Britain’s Foreign Office has said it was “extremely concerned” and urged China to provide “verifiable evidence of her safety and whereabouts”.
“Everyone should be allowed to speak out without fear of repercussions. All reports of sexual assault, anywhere in the world, should be investigated,” it said in a statement.
White House press secretary Jen Psaki said on Friday that president Joe Biden’s administration wanted China to “provide independent, verifiable proof” of Peng’s whereabouts and expressed “deep concern” about the former top-ranked doubles player.
The United Nations has also insisted on a fully transparent investigation into the claims made by Peng against Zhang – the first time China’s #MeToo movement has touched the highest echelons of the country’s Communist party.
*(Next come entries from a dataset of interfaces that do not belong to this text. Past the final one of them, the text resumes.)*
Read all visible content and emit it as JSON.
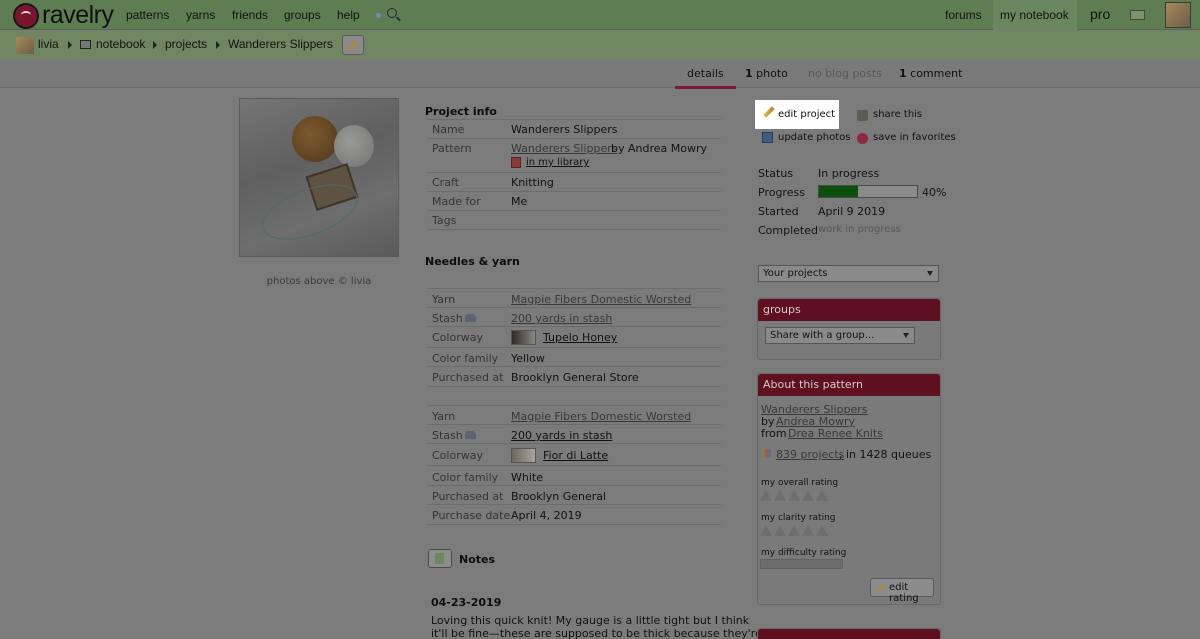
{
  "topnav": {
    "brand": "ravelry",
    "left_items": [
      "patterns",
      "yarns",
      "friends",
      "groups",
      "help"
    ],
    "right_items": [
      "forums",
      "my notebook",
      "pro"
    ]
  },
  "breadcrumb": {
    "user": "livia",
    "notebook": "notebook",
    "projects": "projects",
    "project": "Wanderers Slippers"
  },
  "tabs": [
    {
      "label": "details",
      "active": true
    },
    {
      "count": "1",
      "label": "photo"
    },
    {
      "label": "no blog posts",
      "disabled": true
    },
    {
      "count": "1",
      "label": "comment"
    }
  ],
  "photo_caption": "photos above © livia",
  "project_info": {
    "heading": "Project info",
    "rows": [
      {
        "label": "Name",
        "value": "Wanderers Slippers"
      },
      {
        "label": "Pattern",
        "value": "Wanderers Slippers",
        "by": "by Andrea Mowry",
        "library": "in my library"
      },
      {
        "label": "Craft",
        "value": "Knitting"
      },
      {
        "label": "Made for",
        "value": "Me"
      },
      {
        "label": "Tags",
        "value": ""
      }
    ]
  },
  "needles_yarn": {
    "heading": "Needles & yarn",
    "yarns": [
      {
        "yarn": "Magpie Fibers Domestic Worsted",
        "stash": "200 yards in stash",
        "colorway": "Tupelo Honey",
        "color_family": "Yellow",
        "purchased_at": "Brooklyn General Store"
      },
      {
        "yarn": "Magpie Fibers Domestic Worsted",
        "stash": "200 yards in stash",
        "colorway": "Fior di Latte",
        "color_family": "White",
        "purchased_at": "Brooklyn General",
        "purchase_date": "April 4, 2019"
      }
    ],
    "labels": {
      "yarn": "Yarn",
      "stash": "Stash",
      "colorway": "Colorway",
      "color_family": "Color family",
      "purchased_at": "Purchased at",
      "purchase_date": "Purchase date"
    }
  },
  "notes": {
    "heading": "Notes",
    "date": "04-23-2019",
    "line1": "Loving this quick knit! My gauge is a little tight but I think",
    "line2": "it'll be fine—these are supposed to be thick because they're"
  },
  "actions": {
    "edit_project": "edit project",
    "share_this": "share this",
    "update_photos": "update photos",
    "save_favorites": "save in favorites"
  },
  "status": {
    "status_label": "Status",
    "status_value": "In progress",
    "progress_label": "Progress",
    "progress_percent": 40,
    "progress_text": "40%",
    "started_label": "Started",
    "started_value": "April 9 2019",
    "completed_label": "Completed",
    "completed_value": "work in progress"
  },
  "your_projects_select": "Your projects",
  "groups_panel": {
    "title": "groups",
    "select": "Share with a group..."
  },
  "about_pattern": {
    "title": "About this pattern",
    "pattern": "Wanderers Slippers",
    "by": "by",
    "designer": "Andrea Mowry",
    "from": "from",
    "source": "Drea Renee Knits",
    "projects_link": "839 projects",
    "queues": ", in 1428 queues",
    "overall_rating": "my overall rating",
    "clarity_rating": "my clarity rating",
    "difficulty_rating": "my difficulty rating",
    "edit_rating": "edit rating"
  },
  "colors": {
    "topbar": "#5f7d52",
    "breadcrumb": "#6f8660",
    "page_bg": "#7b7b7b",
    "panel_header": "#5e1020",
    "progress_fill": "#0d4f0d",
    "tab_underline": "#7a1a36"
  }
}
“It would be important to have proof of her whereabouts and wellbeing,” Liz Throssell, a spokesperson for the UN Human Rights Office, told reporters in Geneva. “We are calling for an investigation with full transparency into her allegation of sexual assault.”
The latest to weigh in was the tennis great Roger Federer, who said on Saturday: “She’s one of our tennis champions, a former world number one. Clearly it’s concerning. I hope she’s safe.”
Hu wrote in English on Twitter that the restaurant video shows “Peng Shuai was having dinner with her coach and friends in a restaurant. The video content clearly shows they are shot on Saturday Beijing time.”
The conversation revolved around “tennis matches” and a man sitting with Peng and two other women says “tomorrow is November 20th”. But one of the women quickly interrupts him to say “It is the 21st”, or Sunday.
The chat appears to be staged. It was filmed in the evening hours with a mobile phone. Peng appears relaxed and attentive in the footage.
Peng has not been seen publicly since alleging earlier this month that Zhang had “forced” her into sex during an on-off relationship spanning several years. The claims, made on Chinese social media site Weibo, were quickly scrubbed from the Twitter-like platform.
A growing chorus of voices in the sports world and beyond – including the UK, US government and the United Nations – want to know where and how Peng is.
On Friday, photos of a smiling Peng emerged on a Chinese state-affiliated Twitter account, but their authenticity also could not be verified. The four undated photographs were posted by the Twitter account @shen_shiwei, labelled “Chinese state-affiliated media” by the social network.
After the pictures emerged, Hu tweeted in English: “In the past few days, she stayed in her own home freely and she didn’t want to be disturbed. She will show up in public and participate in some activities soon.”
Earlier this week, state-run CGTN published a screenshot on Twitter of what it said was an email written by Peng to the WTA, which has threatened to end lucrative contracts with China unless it gets word that Peng is safe and well. In it, Peng claims her earlier accusations are “not true” and that she is “resting at home and everything is fine”.
But doubts were flagged about the awkward language and the cursor visible in the screenshot.
China has repeatedly refused to comment on the case.
Peng represented China in the Beijing, London and Rio de Janeiro Olympics and won gold for China at the 2010 Asian Games.
Agence France-Presse and Reuters contributed to this report